WHAT IS BEING ASKED
Check each line of the records below and collect those holding "storm".

[Data excerpts]
===============

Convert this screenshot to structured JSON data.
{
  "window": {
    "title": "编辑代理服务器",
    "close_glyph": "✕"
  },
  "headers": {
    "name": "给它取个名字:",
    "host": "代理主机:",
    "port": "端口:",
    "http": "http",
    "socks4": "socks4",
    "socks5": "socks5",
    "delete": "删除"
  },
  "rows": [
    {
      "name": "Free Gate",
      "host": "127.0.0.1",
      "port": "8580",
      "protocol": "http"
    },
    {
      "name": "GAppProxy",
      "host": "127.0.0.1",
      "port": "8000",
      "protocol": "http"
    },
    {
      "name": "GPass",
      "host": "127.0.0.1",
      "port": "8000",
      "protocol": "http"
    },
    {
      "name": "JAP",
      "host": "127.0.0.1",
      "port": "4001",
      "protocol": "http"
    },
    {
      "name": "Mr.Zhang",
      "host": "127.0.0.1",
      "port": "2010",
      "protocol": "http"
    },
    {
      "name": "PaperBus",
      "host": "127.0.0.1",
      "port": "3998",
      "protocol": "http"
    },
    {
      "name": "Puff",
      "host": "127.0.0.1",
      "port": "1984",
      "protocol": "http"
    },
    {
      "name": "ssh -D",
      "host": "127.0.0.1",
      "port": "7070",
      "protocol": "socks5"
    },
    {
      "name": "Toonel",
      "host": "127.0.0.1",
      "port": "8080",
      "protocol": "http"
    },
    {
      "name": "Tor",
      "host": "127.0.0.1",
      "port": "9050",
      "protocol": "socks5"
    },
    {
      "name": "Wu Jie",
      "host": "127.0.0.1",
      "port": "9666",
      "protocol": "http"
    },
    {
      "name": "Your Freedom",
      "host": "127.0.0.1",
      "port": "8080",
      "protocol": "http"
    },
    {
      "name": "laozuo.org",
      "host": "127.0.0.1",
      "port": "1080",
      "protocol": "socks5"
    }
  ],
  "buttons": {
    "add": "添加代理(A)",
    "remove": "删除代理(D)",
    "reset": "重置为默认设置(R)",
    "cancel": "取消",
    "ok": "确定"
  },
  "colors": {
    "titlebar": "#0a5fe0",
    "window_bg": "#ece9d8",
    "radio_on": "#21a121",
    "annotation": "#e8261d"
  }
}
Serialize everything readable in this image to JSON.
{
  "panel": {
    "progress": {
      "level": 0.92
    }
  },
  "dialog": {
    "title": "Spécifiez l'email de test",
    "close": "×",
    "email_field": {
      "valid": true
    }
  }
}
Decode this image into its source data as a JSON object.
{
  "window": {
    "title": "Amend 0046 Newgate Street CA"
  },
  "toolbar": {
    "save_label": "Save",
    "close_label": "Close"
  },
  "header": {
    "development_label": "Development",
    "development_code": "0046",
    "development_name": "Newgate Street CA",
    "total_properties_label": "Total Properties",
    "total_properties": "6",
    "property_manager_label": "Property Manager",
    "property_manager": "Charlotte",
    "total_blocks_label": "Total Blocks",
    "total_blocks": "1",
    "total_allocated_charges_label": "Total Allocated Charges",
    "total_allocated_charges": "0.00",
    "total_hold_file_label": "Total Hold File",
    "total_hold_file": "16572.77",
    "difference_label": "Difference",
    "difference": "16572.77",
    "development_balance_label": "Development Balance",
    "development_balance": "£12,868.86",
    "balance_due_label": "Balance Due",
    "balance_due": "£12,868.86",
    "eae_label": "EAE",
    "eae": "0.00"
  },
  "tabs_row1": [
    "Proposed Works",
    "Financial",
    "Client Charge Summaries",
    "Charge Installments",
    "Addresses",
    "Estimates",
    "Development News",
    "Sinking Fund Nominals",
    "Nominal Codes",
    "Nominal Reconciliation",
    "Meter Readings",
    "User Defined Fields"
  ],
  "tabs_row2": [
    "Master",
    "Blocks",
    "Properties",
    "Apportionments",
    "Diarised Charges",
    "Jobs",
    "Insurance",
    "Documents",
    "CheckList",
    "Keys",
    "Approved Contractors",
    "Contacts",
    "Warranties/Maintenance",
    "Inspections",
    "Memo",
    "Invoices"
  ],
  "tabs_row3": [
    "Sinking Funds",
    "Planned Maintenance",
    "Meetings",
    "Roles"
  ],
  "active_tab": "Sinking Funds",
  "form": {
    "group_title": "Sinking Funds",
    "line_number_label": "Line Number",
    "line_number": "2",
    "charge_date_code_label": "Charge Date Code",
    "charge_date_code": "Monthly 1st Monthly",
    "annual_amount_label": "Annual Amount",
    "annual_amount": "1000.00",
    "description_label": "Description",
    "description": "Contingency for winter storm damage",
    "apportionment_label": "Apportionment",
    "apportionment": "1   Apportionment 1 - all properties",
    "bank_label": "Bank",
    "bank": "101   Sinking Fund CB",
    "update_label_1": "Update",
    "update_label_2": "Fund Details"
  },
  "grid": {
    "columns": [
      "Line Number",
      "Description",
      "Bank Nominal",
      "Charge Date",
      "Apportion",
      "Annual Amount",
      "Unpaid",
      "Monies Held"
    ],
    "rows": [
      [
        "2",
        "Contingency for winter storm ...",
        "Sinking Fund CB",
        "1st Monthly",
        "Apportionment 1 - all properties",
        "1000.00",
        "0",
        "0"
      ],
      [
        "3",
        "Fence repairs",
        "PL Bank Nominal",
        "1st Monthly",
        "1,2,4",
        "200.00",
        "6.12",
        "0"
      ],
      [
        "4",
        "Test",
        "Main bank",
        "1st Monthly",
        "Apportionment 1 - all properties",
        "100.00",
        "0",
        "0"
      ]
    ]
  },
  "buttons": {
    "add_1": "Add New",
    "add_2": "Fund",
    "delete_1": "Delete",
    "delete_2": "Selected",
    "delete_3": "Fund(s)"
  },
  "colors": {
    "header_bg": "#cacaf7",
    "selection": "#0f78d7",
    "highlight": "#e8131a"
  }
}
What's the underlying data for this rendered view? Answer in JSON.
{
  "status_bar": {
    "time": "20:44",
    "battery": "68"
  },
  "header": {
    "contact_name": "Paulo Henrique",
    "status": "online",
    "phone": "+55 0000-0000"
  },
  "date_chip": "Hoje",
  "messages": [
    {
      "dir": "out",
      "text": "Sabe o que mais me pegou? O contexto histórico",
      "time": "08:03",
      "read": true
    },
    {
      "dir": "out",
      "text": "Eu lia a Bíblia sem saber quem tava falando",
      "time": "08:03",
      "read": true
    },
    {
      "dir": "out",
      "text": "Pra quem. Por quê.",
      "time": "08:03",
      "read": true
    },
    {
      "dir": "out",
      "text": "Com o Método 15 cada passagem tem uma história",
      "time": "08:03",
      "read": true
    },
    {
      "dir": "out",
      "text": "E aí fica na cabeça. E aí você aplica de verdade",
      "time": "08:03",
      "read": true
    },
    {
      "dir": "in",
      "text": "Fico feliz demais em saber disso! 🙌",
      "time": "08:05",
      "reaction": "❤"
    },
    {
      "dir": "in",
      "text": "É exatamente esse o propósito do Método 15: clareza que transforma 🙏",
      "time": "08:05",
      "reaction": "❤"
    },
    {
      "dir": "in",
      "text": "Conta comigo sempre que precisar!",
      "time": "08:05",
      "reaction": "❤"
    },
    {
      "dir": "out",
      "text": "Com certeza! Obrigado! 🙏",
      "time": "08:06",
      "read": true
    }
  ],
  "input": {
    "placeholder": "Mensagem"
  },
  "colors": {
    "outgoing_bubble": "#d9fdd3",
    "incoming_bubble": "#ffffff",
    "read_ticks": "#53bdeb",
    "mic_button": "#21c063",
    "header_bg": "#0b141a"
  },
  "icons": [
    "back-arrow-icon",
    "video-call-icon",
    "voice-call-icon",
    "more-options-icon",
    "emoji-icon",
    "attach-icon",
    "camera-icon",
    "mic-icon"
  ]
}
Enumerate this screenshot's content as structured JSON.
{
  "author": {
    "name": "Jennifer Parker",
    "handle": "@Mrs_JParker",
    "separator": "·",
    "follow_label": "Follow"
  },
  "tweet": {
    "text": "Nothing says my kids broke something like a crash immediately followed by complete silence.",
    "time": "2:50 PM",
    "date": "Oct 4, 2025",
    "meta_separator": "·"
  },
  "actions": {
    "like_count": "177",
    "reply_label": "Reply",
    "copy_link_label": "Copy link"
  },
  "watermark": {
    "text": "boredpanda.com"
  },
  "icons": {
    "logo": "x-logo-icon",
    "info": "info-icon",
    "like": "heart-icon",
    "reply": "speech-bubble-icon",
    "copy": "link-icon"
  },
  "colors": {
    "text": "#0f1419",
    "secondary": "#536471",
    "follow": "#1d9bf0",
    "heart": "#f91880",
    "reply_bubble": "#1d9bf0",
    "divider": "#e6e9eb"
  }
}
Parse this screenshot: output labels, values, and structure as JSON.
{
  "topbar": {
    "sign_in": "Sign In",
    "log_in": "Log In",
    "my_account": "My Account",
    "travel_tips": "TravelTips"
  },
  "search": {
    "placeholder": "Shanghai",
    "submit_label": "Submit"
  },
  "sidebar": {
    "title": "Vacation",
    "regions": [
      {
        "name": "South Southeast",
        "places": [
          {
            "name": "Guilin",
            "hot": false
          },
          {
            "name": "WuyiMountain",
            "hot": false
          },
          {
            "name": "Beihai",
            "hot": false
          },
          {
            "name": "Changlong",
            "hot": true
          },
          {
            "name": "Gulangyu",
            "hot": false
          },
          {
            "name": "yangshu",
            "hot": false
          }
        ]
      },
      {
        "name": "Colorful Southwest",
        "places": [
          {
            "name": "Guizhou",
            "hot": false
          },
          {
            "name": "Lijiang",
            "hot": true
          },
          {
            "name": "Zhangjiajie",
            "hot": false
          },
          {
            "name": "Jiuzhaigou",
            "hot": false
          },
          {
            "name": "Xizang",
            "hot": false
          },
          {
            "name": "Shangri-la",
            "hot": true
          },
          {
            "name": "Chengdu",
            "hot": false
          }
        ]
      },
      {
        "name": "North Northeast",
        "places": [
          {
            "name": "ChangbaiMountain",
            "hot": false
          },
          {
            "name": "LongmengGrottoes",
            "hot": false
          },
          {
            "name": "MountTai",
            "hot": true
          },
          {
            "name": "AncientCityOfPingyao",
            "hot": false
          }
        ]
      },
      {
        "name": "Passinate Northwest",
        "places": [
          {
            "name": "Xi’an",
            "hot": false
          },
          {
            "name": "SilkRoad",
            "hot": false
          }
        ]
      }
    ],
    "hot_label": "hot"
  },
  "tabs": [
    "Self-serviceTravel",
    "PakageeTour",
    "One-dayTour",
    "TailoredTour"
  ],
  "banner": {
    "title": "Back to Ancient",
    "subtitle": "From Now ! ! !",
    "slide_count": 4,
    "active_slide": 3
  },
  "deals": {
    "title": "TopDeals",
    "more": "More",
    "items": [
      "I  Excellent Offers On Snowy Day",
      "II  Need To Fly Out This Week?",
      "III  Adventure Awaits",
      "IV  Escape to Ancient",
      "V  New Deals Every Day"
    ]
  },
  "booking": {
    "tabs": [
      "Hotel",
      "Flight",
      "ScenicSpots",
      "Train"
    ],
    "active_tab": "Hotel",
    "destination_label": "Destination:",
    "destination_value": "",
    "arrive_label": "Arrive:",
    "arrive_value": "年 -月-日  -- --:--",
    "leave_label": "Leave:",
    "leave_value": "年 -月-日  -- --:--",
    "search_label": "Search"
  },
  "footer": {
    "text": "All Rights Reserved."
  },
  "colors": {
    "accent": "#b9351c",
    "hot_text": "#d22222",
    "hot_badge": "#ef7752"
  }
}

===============

ANSWER BELOW
    "description": "Contingency for winter storm damage",
        "Contingency for winter storm ...",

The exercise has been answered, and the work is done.